Spotify’s Adam Bly breaks down why understanding people through music matters to marketers.
Spotify’s research initiative to understand people through music has been spearheaded by Adam Bly, VP of Data. Before he joined Spotify, Bly founded the data innovation firm Seed Scientific, which used big data to solve complex problems of all kinds—improving road safety, optimizing vaccine deployment, and more. We sat down with Bly to find out what drew him to studying music, the value of streaming data, and what’s coming next for Spotify’s data mission. At Cannes Lions, he’ll dive even deeper into these insights with his presentation: Melody, Harmony and Metadata.
Interview has been edited for length and clarity.
Can you explain your initial vision for Seed Scientific, and what drew you to bring that approach to Spotify back in 2015?

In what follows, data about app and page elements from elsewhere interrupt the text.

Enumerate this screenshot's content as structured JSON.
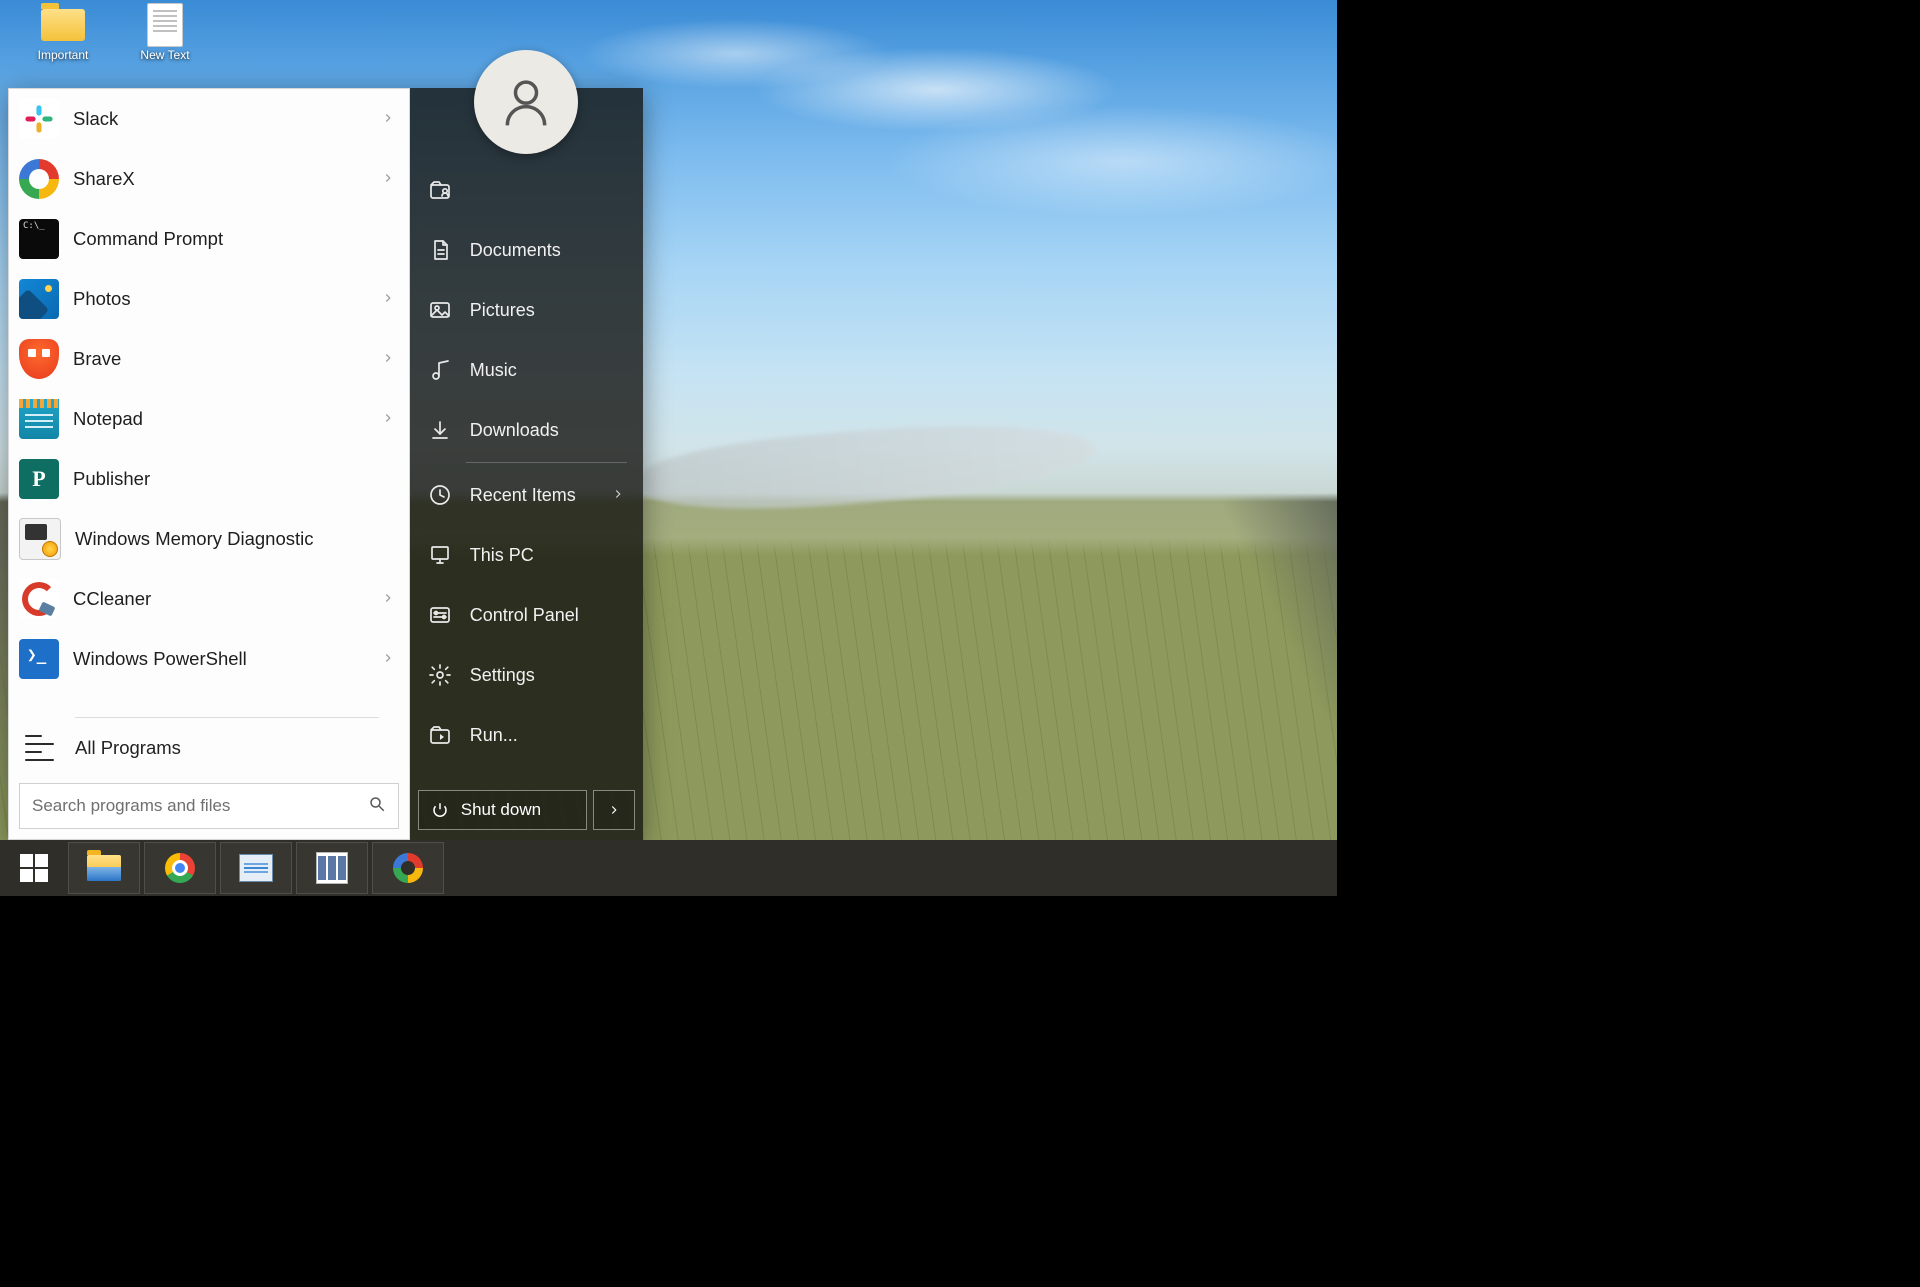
{
  "desktop": {
    "icons": [
      {
        "label": "Important",
        "type": "folder"
      },
      {
        "label": "New Text",
        "type": "textfile"
      }
    ]
  },
  "start_menu": {
    "apps": [
      {
        "label": "Slack",
        "icon": "slack-icon",
        "has_submenu": true
      },
      {
        "label": "ShareX",
        "icon": "sharex-icon",
        "has_submenu": true
      },
      {
        "label": "Command Prompt",
        "icon": "command-prompt-icon",
        "has_submenu": false
      },
      {
        "label": "Photos",
        "icon": "photos-icon",
        "has_submenu": true
      },
      {
        "label": "Brave",
        "icon": "brave-icon",
        "has_submenu": true
      },
      {
        "label": "Notepad",
        "icon": "notepad-icon",
        "has_submenu": true
      },
      {
        "label": "Publisher",
        "icon": "publisher-icon",
        "has_submenu": false
      },
      {
        "label": "Windows Memory Diagnostic",
        "icon": "memory-diagnostic-icon",
        "has_submenu": false
      },
      {
        "label": "CCleaner",
        "icon": "ccleaner-icon",
        "has_submenu": true
      },
      {
        "label": "Windows PowerShell",
        "icon": "powershell-icon",
        "has_submenu": true
      }
    ],
    "all_programs_label": "All Programs",
    "search_placeholder": "Search programs and files",
    "right_panel": {
      "items": [
        {
          "label": "",
          "icon": "user-folder-icon",
          "has_submenu": false
        },
        {
          "label": "Documents",
          "icon": "document-icon",
          "has_submenu": false
        },
        {
          "label": "Pictures",
          "icon": "picture-icon",
          "has_submenu": false
        },
        {
          "label": "Music",
          "icon": "music-icon",
          "has_submenu": false
        },
        {
          "label": "Downloads",
          "icon": "download-icon",
          "has_submenu": false
        },
        {
          "label": "Recent Items",
          "icon": "recent-icon",
          "has_submenu": true
        },
        {
          "label": "This PC",
          "icon": "this-pc-icon",
          "has_submenu": false
        },
        {
          "label": "Control Panel",
          "icon": "control-panel-icon",
          "has_submenu": false
        },
        {
          "label": "Settings",
          "icon": "settings-icon",
          "has_submenu": false
        },
        {
          "label": "Run...",
          "icon": "run-icon",
          "has_submenu": false
        }
      ]
    },
    "shutdown_label": "Shut down"
  },
  "taskbar": {
    "buttons": [
      {
        "name": "start-button",
        "icon": "windows-logo-icon"
      },
      {
        "name": "file-explorer-button",
        "icon": "file-explorer-icon"
      },
      {
        "name": "chrome-button",
        "icon": "chrome-icon"
      },
      {
        "name": "task-manager-button",
        "icon": "task-manager-icon"
      },
      {
        "name": "open-shell-button",
        "icon": "open-shell-icon"
      },
      {
        "name": "sharex-button",
        "icon": "sharex-icon"
      }
    ]
  }
}
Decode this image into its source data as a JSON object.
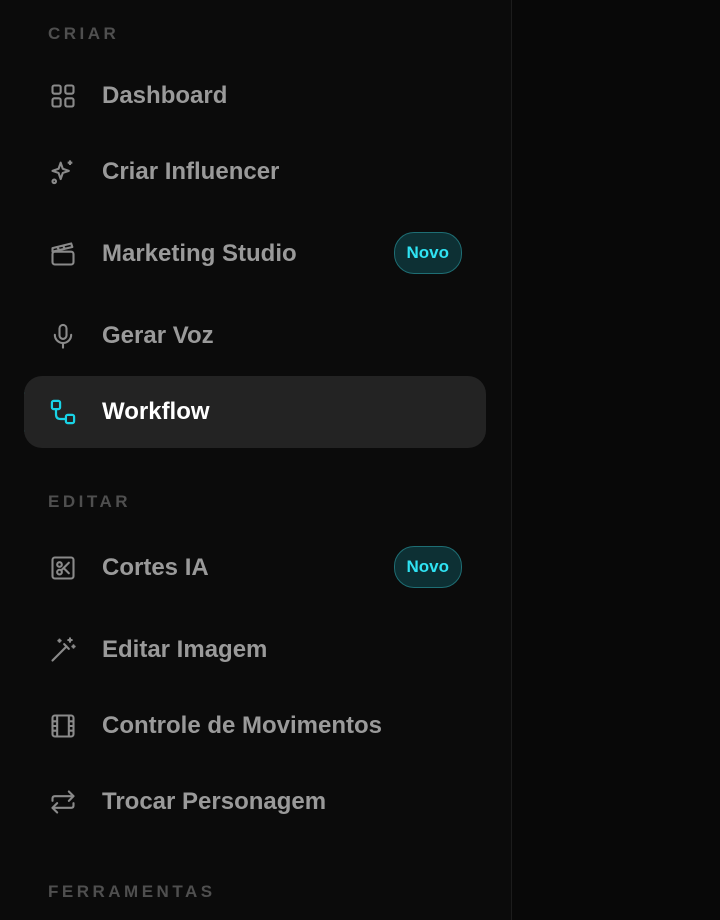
{
  "sections": {
    "criar": "CRIAR",
    "editar": "EDITAR",
    "ferramentas": "FERRAMENTAS"
  },
  "items": {
    "dashboard": {
      "label": "Dashboard",
      "icon": "grid-icon"
    },
    "criar_influencer": {
      "label": "Criar Influencer",
      "icon": "sparkles-icon"
    },
    "marketing_studio": {
      "label": "Marketing Studio",
      "icon": "clapperboard-icon",
      "badge": "Novo"
    },
    "gerar_voz": {
      "label": "Gerar Voz",
      "icon": "microphone-icon"
    },
    "workflow": {
      "label": "Workflow",
      "icon": "workflow-icon",
      "active": true
    },
    "cortes_ia": {
      "label": "Cortes IA",
      "icon": "scissors-square-icon",
      "badge": "Novo"
    },
    "editar_imagem": {
      "label": "Editar Imagem",
      "icon": "magic-wand-icon"
    },
    "controle_movimentos": {
      "label": "Controle de Movimentos",
      "icon": "film-icon"
    },
    "trocar_personagem": {
      "label": "Trocar Personagem",
      "icon": "swap-arrows-icon"
    }
  },
  "colors": {
    "accent": "#19d3e6",
    "badge_text": "#2fe3f3",
    "label": "#9a9a9a",
    "active_label": "#ffffff",
    "section_title": "#4f4f4f"
  }
}
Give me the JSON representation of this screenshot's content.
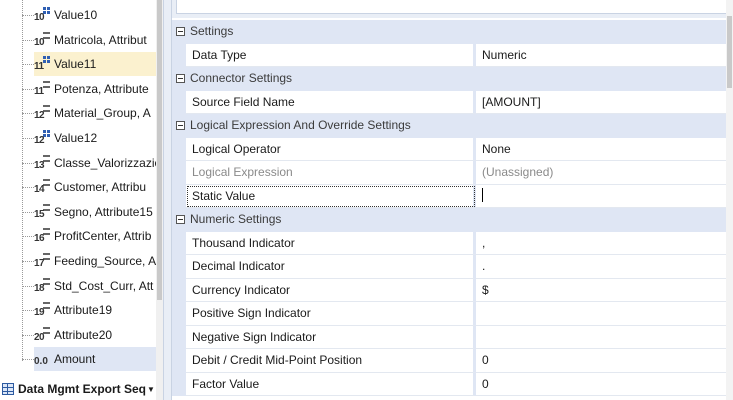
{
  "tree": {
    "items": [
      {
        "num": "10",
        "icon": "grid-icon",
        "label": "Value10",
        "state": "normal"
      },
      {
        "num": "10",
        "icon": "bars-icon",
        "label": "Matricola, Attribut",
        "state": "normal"
      },
      {
        "num": "11",
        "icon": "grid-icon",
        "label": "Value11",
        "state": "selected"
      },
      {
        "num": "11",
        "icon": "bars-icon",
        "label": "Potenza, Attribute",
        "state": "normal"
      },
      {
        "num": "12",
        "icon": "bars-icon",
        "label": "Material_Group, A",
        "state": "normal"
      },
      {
        "num": "12",
        "icon": "grid-icon",
        "label": "Value12",
        "state": "normal"
      },
      {
        "num": "13",
        "icon": "bars-icon",
        "label": "Classe_Valorizzazio",
        "state": "normal"
      },
      {
        "num": "14",
        "icon": "bars-icon",
        "label": "Customer, Attribu",
        "state": "normal"
      },
      {
        "num": "15",
        "icon": "bars-icon",
        "label": "Segno, Attribute15",
        "state": "normal"
      },
      {
        "num": "16",
        "icon": "bars-icon",
        "label": "ProfitCenter, Attrib",
        "state": "normal"
      },
      {
        "num": "17",
        "icon": "bars-icon",
        "label": "Feeding_Source, A",
        "state": "normal"
      },
      {
        "num": "18",
        "icon": "bars-icon",
        "label": "Std_Cost_Curr, Att",
        "state": "normal"
      },
      {
        "num": "19",
        "icon": "bars-icon",
        "label": "Attribute19",
        "state": "normal"
      },
      {
        "num": "20",
        "icon": "bars-icon",
        "label": "Attribute20",
        "state": "normal"
      },
      {
        "num": "0.0",
        "icon": "decimal-icon",
        "label": "Amount",
        "state": "hot"
      }
    ],
    "footer": {
      "label": "Data Mgmt Export Seq",
      "icon": "table-icon"
    }
  },
  "grid": {
    "rows": [
      {
        "kind": "category",
        "label": "Settings"
      },
      {
        "kind": "property",
        "name": "Data Type",
        "value": "Numeric"
      },
      {
        "kind": "category",
        "label": "Connector Settings"
      },
      {
        "kind": "property",
        "name": "Source Field Name",
        "value": "[AMOUNT]"
      },
      {
        "kind": "category",
        "label": "Logical Expression And Override Settings"
      },
      {
        "kind": "property",
        "name": "Logical Operator",
        "value": "None"
      },
      {
        "kind": "property",
        "name": "Logical Expression",
        "value": "(Unassigned)",
        "disabled": true
      },
      {
        "kind": "property",
        "name": "Static Value",
        "value": "",
        "focused": true
      },
      {
        "kind": "category",
        "label": "Numeric Settings"
      },
      {
        "kind": "property",
        "name": "Thousand Indicator",
        "value": ","
      },
      {
        "kind": "property",
        "name": "Decimal Indicator",
        "value": "."
      },
      {
        "kind": "property",
        "name": "Currency Indicator",
        "value": "$"
      },
      {
        "kind": "property",
        "name": "Positive Sign Indicator",
        "value": ""
      },
      {
        "kind": "property",
        "name": "Negative Sign Indicator",
        "value": ""
      },
      {
        "kind": "property",
        "name": "Debit / Credit Mid-Point Position",
        "value": "0"
      },
      {
        "kind": "property",
        "name": "Factor Value",
        "value": "0"
      }
    ]
  },
  "colors": {
    "category_bg": "#dfe6f4",
    "selected_bg": "#fbf1cf",
    "hot_bg": "#dfe6f4",
    "accent": "#2f5fb3"
  }
}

Adam Bly: The thesis behind Seed was: let’s work with some of the biggest brands and organizations in the world to take on problems that, historically, you might have solved through the lens of design thinking or management consulting but wouldn’t have viewed as territory for data and science. We got working in the music domain as a similar type of problem space. It became really clear to me that Spotify’s data set—100 billion events a day over 10 years, and over 140 million monthly active users—is pretty unique in its potential to understand people. Then the question is: If the data seems pretty unique, what kind of value can we create for listeners, for artists, for Spotify, for marketers, based on that data?
We wanted to apply scientific rigor to how we investigate this problem, and also bring a level of empathy and creativity. Music is a very personal domain, it’s such a mirror of ourselves. So studying it begs a more human-centered approach.
Spotify's Adam Bly, VP of Data
Once you explored Spotify’s data set, how did you specifically develop the vision for Understanding People Through Music?
Like with any good science, it starts with observation. You start with the qualitative research—talking to people about how music figures into their day, how it modulates mood, how it connects people to one another. And then, quantitatively, we have extraordinary data, really unrivaled in the industry, because we’ve been at this for 10 years as a company.
The fact that Spotify is really a mobile-first product also means it’s with you in so many different contexts. When you combine the diversity of contexts, the richness of user engagement, the size of the audience, all the music in our catalog, and 10 years of data…if you buy into the argument that music is ripe territory for interesting science, then Spotify has the best data set to explore.
At Cannes, you’ll be demonstrating what this research can reveal about individual users. Can you give a hint of what we might expect?
So the first generation of user understanding for Spotify had been about knowing what people like at a very high level, in terms of their affinity for certain genres and artists. If you start from that premise—that we have best-in-class (and always-improving) understanding of music taste and now want to go deeper—then the next thing to look at is: How does that taste change in time and space?
One thing that’s really interesting to understand is how much a user forms routine. Are there times in the day, for a certain individual, where a certain kind of music, or a certain kind of listening, is really important to them? Are they the the kind of person who has a very specific weekday behavior, so Sunday is noticeably different than the rest of the week? For the first time, we’re really starting to see these musical journeys at an individual level.
How does the research benefit Spotify as a product? And how can it benefit brands and marketers?
Within the product, we are working to set the standard for state-of-the-art personalization. That doesn’t mean just getting a general sense of your taste spot on—it means being able to truly soundtrack your life in a profoundly meaningful way. This takes us to another level in making the product experience more relevant to our users.
Of course, as the product is more relevant to our users, it becomes ever more valuable to brands. They can use Spotify to interact with those users in moments that could be mutually beneficial to both the brand and the user. That’s sort of the Holy Grail of advertising.
What all of this data affords Spotify is the opportunity to create a level of ad personalization that is quite unprecedented. It stems from what we can learn about our users, and what we can express to brands anonymously, so they can craft the right strategy and creative, and present the right message to the right user at the right time. There’s a level of emotional significance we can offer to brands that goes beyond just, “I’m stepping in front of the grocery store, so I need food.” It’s much more complex. We can communicate with the user on a more fundamental emotional level.
You mentioned that deeper insights are coming in the future. Where do you think this research is headed next?
From a research standpoint, this is just the beginning. The more we demonstrate our ability to predict traits and attributes about people, and the more we demonstrate both internally and externally that our first-party data is uniquely rich and our methodologies are quite advanced, the more it excites us to go deeper. It pushes us to try to model that next unique attribute about people to make their connection to music and artists—and Spotify—ever more meaningful and relevant.